At 9:00 when they evening was over, I would come downstairs, see what Mom was up to, say goodnight and get ready for bed. I have very vivid and fond memories of what I considered taking over for Dad during those early years of my life. Honestly, as I dictate this to Rebecca, I can’t say for certain if I was practicing for real life or if I was just a kid pretending to be Dad. You must remember that imitation is the highest form of flattery.

When Dad would return from his trips though, I was just as glad to see him as he was to be home. As much as I enjoyed using his office, I gladly got back to my routine of doing homework at the kitchen table, snacking on graham crackers.

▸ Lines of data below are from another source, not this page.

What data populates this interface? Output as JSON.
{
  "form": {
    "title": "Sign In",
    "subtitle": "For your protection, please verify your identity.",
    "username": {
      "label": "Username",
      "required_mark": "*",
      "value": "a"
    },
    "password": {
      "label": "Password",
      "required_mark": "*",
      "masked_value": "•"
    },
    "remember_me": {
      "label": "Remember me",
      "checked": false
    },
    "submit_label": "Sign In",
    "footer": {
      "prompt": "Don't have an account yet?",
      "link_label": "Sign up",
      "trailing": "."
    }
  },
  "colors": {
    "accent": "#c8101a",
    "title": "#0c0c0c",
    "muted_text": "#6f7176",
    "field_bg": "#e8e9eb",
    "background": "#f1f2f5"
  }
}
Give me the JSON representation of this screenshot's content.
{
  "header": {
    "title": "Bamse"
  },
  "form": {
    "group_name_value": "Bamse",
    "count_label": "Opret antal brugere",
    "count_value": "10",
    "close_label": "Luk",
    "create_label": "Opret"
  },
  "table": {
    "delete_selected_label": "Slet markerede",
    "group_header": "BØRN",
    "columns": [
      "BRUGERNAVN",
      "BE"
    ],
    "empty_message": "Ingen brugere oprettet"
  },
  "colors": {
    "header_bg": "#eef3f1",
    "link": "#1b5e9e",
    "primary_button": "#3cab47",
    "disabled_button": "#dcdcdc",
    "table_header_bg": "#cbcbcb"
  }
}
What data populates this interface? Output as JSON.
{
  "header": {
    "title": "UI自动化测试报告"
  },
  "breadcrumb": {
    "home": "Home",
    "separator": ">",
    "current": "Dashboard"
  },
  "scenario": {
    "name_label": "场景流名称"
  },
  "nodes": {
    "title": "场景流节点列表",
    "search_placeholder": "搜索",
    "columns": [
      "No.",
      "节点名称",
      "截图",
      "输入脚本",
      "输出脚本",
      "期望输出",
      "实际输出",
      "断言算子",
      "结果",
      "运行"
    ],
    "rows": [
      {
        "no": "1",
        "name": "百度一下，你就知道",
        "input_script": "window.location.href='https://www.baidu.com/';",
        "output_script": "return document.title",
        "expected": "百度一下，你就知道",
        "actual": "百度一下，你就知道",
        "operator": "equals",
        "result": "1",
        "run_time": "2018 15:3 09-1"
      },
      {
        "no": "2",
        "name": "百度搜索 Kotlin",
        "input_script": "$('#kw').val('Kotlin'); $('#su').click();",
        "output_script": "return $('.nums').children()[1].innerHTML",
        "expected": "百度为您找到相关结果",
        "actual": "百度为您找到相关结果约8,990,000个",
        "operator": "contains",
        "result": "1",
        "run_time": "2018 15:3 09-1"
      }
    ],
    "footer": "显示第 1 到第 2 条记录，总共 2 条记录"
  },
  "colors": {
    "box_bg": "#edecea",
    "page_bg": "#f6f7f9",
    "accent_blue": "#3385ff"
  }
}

This behavior stopped around the age of say 13. Why it was so important those two or three years to mimic Dad I’m not quite sure. All I know is it always put a smile on my face. Perhaps it made me feel important.

To conclude this trip down memory lane from some 35 or 40 years ago, I enjoy thinking about my past. There are a lot of memories that I will carry with me until I pass on and while my entire childhood was not peaches and cream, being head of the house for a few days is always one of my happiest memories.

Until next week, have a great weekend, take care and happy reading.

Pride goeth before a fall

Greetings, readers. What a beautiful day it is in State College. I’m enjoying the sunshine and was out and about early, before a 10:30 meeting. It was with a social worker who is extremely caring and took plenty of time to answer all of my questions. It must be made plain right now, I am a proud man. But as I said in my play Kimberly, the time to be proud is over. I need help.

I’m dealing with quite a few things that have been snowballing over the last few years. The two biggest are my monetary status change and the recent loss of family members. Having lost my Godmother last month, I am now on my own in State College, except for good friends. My family is with the angels.

For years I tried to help myself, deluded into thinking things will turn out okay. I ignored most of my problems by watching Netflix or playing PS3 games. After talking with Jan, I’ve set some goals for the next few months and will be taking the appropriate steps to meet those goals. I’m not afraid to ask for help anymore. As a matter of fact, I might go overboard the other way for a while. I am certain though, as I get more confident, I will be able to do the things I need to do and ask for help when I need it. Being proud at this time, for me anyway, is silly.

Two major changes in my daily routine will affect my mental status right away. As of tomorrow, I shall be waking up early and having coffee at home. The other major change will be doing my writing from approximately 8 or 9 until almost noon. Rebecca’s husband has told me that even if you write crap every day, go ahead and write everyday. I am going to heed that advice.

Now that I am open to assistance and suggestions, please feel free to drop a reply if you have any helpful tips about depression or general well-being. This ends this rare Thursday blog entry. Take care and happy reading.